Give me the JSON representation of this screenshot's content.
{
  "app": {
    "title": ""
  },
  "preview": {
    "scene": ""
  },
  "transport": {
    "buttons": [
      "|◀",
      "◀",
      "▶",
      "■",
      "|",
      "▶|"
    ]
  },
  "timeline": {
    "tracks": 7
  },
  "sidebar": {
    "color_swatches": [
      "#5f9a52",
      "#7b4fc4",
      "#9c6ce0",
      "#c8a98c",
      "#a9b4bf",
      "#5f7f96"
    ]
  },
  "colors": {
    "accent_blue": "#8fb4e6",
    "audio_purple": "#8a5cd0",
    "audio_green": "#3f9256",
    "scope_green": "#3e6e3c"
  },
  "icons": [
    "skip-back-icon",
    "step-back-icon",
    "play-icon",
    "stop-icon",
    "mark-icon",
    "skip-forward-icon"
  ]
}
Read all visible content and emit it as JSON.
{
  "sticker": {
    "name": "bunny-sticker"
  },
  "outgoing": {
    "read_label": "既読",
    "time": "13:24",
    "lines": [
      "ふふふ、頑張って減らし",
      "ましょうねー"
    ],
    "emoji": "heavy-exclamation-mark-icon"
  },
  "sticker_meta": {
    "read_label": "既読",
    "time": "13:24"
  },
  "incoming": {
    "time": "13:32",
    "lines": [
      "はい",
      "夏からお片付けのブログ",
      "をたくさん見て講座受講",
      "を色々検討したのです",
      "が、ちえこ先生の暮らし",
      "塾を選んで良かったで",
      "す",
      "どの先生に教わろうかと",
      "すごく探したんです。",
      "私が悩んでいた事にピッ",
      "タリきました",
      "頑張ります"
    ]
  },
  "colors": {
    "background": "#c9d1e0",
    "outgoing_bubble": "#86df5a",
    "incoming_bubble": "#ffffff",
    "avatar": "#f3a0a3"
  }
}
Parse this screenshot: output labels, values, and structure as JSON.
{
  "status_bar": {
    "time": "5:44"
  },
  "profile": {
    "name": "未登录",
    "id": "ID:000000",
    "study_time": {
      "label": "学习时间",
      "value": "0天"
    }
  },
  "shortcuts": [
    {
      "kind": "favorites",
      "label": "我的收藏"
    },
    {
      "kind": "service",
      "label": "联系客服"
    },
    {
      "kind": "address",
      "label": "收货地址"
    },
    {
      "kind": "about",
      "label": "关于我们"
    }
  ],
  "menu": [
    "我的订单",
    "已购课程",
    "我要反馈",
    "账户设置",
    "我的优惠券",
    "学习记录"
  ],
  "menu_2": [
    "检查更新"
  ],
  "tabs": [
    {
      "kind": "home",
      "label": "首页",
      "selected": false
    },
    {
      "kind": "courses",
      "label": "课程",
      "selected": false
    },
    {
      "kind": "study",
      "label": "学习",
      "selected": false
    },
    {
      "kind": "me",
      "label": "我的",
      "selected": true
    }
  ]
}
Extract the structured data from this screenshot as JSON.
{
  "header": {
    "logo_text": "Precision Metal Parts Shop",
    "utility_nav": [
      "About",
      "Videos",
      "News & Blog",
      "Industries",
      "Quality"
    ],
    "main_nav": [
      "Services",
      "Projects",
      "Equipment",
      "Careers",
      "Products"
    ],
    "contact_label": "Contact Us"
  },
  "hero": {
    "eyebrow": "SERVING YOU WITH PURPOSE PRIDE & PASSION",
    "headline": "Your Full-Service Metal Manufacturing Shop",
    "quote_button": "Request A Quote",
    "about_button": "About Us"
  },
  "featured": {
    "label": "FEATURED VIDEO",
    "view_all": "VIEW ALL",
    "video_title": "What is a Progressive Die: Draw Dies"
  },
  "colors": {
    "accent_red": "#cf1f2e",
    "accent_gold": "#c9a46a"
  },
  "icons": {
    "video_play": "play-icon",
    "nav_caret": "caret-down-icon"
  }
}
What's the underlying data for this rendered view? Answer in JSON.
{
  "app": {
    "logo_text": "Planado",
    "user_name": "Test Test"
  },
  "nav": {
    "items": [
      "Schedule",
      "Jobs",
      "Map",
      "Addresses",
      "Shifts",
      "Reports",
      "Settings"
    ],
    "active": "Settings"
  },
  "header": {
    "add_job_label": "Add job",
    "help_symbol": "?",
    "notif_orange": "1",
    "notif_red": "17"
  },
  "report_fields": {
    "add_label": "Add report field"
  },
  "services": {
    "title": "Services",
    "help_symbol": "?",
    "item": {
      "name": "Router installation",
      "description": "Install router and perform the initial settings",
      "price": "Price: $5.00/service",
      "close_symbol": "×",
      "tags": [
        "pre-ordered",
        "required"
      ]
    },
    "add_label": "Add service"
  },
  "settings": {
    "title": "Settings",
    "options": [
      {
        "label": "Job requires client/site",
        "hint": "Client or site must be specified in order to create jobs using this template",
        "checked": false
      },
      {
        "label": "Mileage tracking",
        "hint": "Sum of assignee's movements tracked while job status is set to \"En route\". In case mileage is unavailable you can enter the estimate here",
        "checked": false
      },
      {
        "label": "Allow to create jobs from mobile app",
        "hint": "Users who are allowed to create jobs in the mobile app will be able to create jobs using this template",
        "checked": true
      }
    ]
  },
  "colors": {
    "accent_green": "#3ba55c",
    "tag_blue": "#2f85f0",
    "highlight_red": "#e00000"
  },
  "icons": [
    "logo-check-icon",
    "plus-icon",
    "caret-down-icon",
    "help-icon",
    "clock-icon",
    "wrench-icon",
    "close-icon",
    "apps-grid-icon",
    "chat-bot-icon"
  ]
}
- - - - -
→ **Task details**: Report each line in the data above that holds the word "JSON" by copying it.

→ **Written response**:
Give me the JSON representation of this screenshot's content.
Read all visible content and emit it as JSON.
Parse this screenshot: output labels, values, and structure as JSON.
Extract the structured data from this screenshot as JSON.
What's the underlying data for this rendered view? Answer in JSON.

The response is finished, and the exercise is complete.